**What is being asked**. In the listing below, every line with the word "europa" needs to be copied.

**Data provided**.
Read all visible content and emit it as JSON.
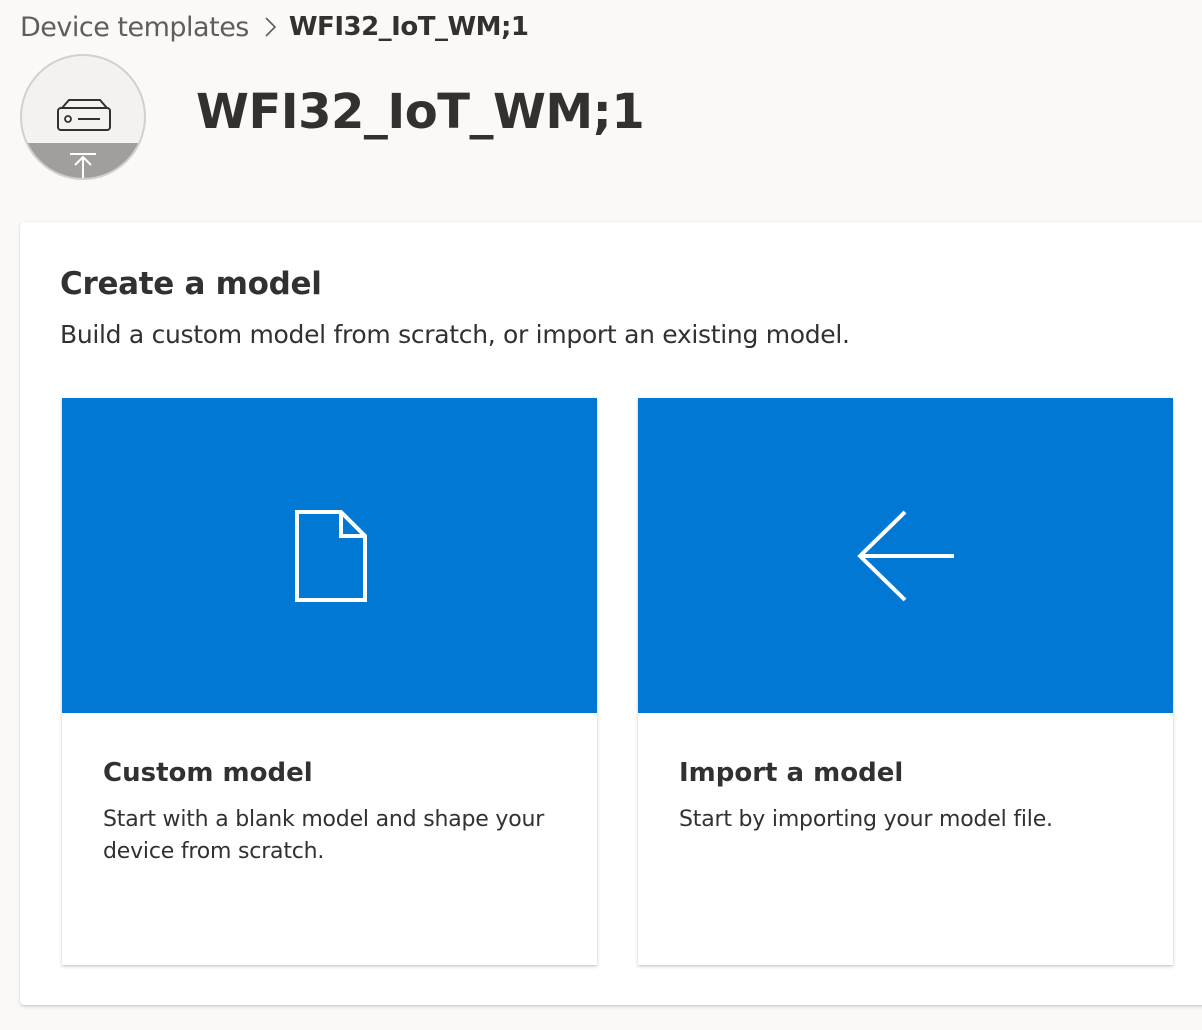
{
  "breadcrumb": {
    "parent": "Device templates",
    "current": "WFI32_IoT_WM;1"
  },
  "header": {
    "title": "WFI32_IoT_WM;1",
    "avatar_icon": "device-upload-icon"
  },
  "panel": {
    "title": "Create a model",
    "subtitle": "Build a custom model from scratch, or import an existing model."
  },
  "cards": [
    {
      "icon": "page-icon",
      "title": "Custom model",
      "description": "Start with a blank model and shape your device from scratch."
    },
    {
      "icon": "arrow-left-icon",
      "title": "Import a model",
      "description": "Start by importing your model file."
    }
  ],
  "colors": {
    "accent": "#0078d4",
    "page_background": "#faf9f8",
    "text": "#323130"
  }
}
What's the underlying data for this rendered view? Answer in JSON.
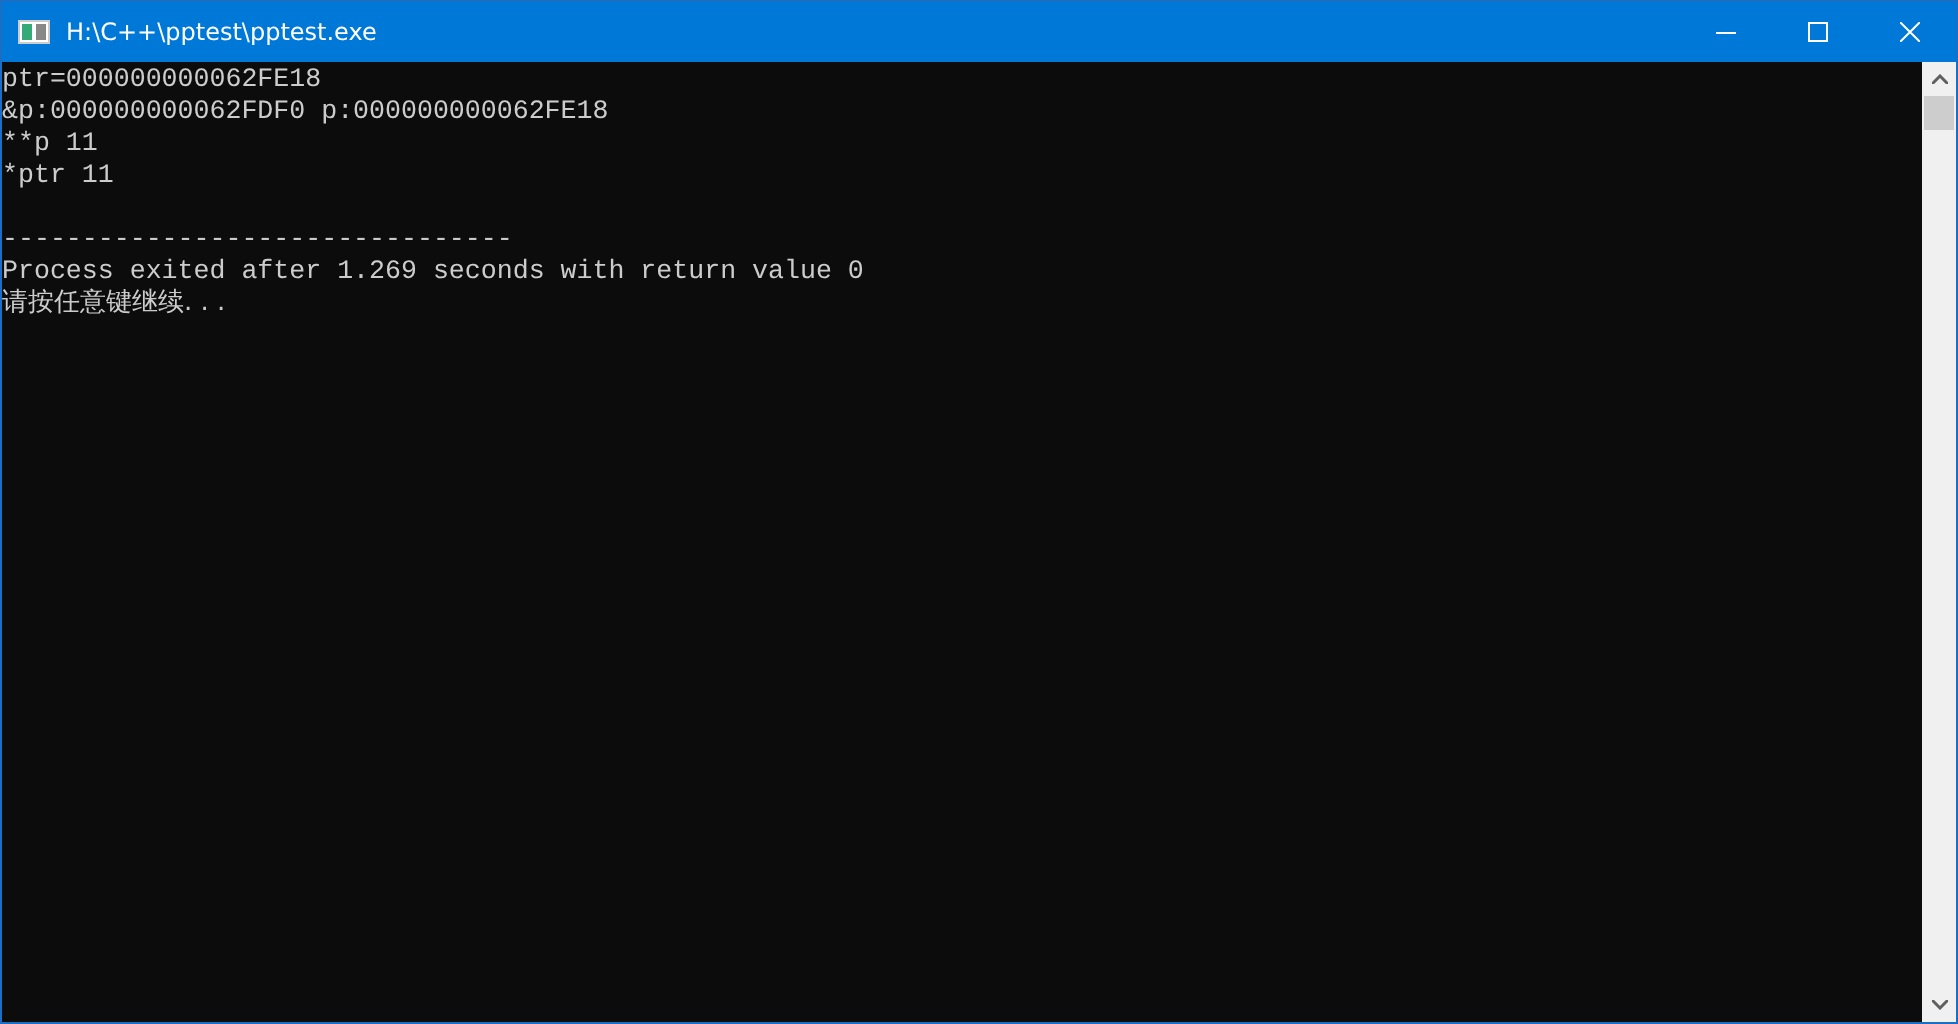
{
  "window": {
    "title": "H:\\C++\\pptest\\pptest.exe"
  },
  "program_output": [
    "ptr=000000000062FE18",
    "&p:000000000062FDF0 p:000000000062FE18",
    "**p 11",
    "*ptr 11"
  ],
  "runner_footer": [
    "--------------------------------",
    "Process exited after 1.269 seconds with return value 0",
    "请按任意键继续. . ."
  ]
}
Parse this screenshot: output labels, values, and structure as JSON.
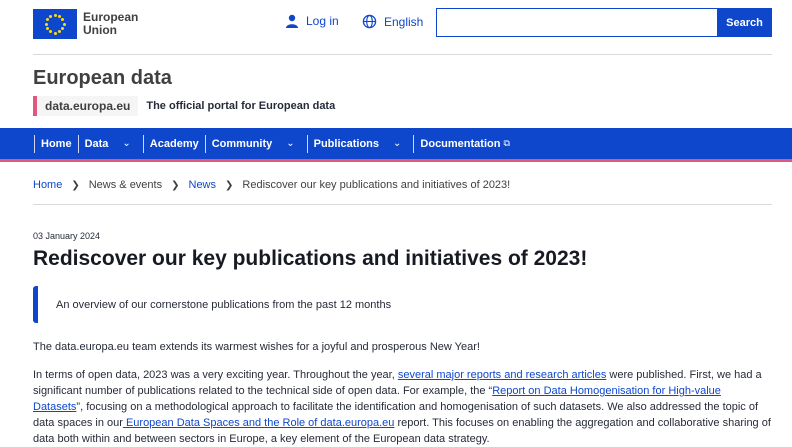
{
  "header": {
    "logo_line1": "European",
    "logo_line2": "Union",
    "login_label": "Log in",
    "language_label": "English",
    "search_placeholder": "",
    "search_button": "Search"
  },
  "site": {
    "title": "European data",
    "portal_tag": "data.europa.eu",
    "portal_description": "The official portal for European data"
  },
  "nav": {
    "items": [
      {
        "label": "Home",
        "has_dropdown": false
      },
      {
        "label": "Data",
        "has_dropdown": true
      },
      {
        "label": "Academy",
        "has_dropdown": false
      },
      {
        "label": "Community",
        "has_dropdown": true
      },
      {
        "label": "Publications",
        "has_dropdown": true
      },
      {
        "label": "Documentation",
        "has_dropdown": false,
        "external": true
      }
    ]
  },
  "breadcrumb": {
    "home": "Home",
    "news_events": "News & events",
    "news": "News",
    "current": "Rediscover our key publications and initiatives of 2023!"
  },
  "article": {
    "date": "03 January 2024",
    "title": "Rediscover our key publications and initiatives of 2023!",
    "lead": "An overview of our cornerstone publications from the past 12 months",
    "paragraph1": "The data.europa.eu team extends its warmest wishes for a joyful and prosperous New Year!",
    "p2_part1": "In terms of open data, 2023 was a very exciting year. Throughout the year, ",
    "p2_link1": "several major reports and research articles",
    "p2_part2": " were published. First, we had a significant number of publications related to the technical side of open data. For example, the “",
    "p2_link2": "Report on Data Homogenisation for High-value Datasets",
    "p2_part3": "”, focusing on a methodological approach to facilitate the identification and homogenisation of such datasets. We also addressed the topic of data spaces in our",
    "p2_link3": " European Data Spaces and the Role of data.europa.eu",
    "p2_part4": " report. This focuses on enabling the aggregation and collaborative sharing of data both within and between sectors in Europe, a key element of the European data strategy."
  },
  "colors": {
    "primary": "#0e47cb",
    "accent_pink": "#e0587e",
    "flag_star": "#ffdd00"
  }
}
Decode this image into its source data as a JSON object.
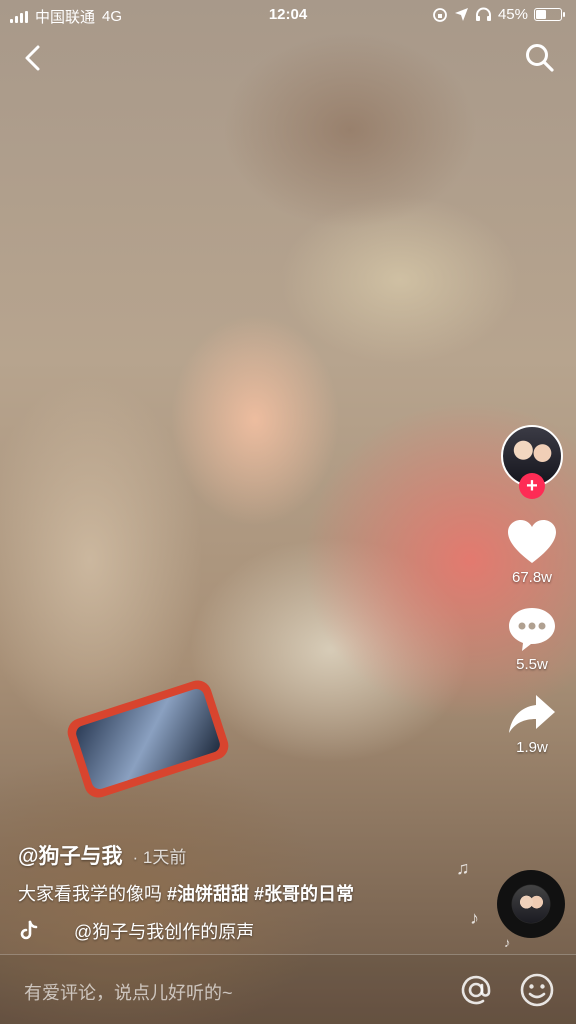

**Output**.
    "portal_tag": "data.europa.eu",
    "paragraph1": "The data.europa.eu team extends its warmest wishes for a joyful and prosperous New Year!",
    "p2_link3": " European Data Spaces and the Role of data.europa.eu",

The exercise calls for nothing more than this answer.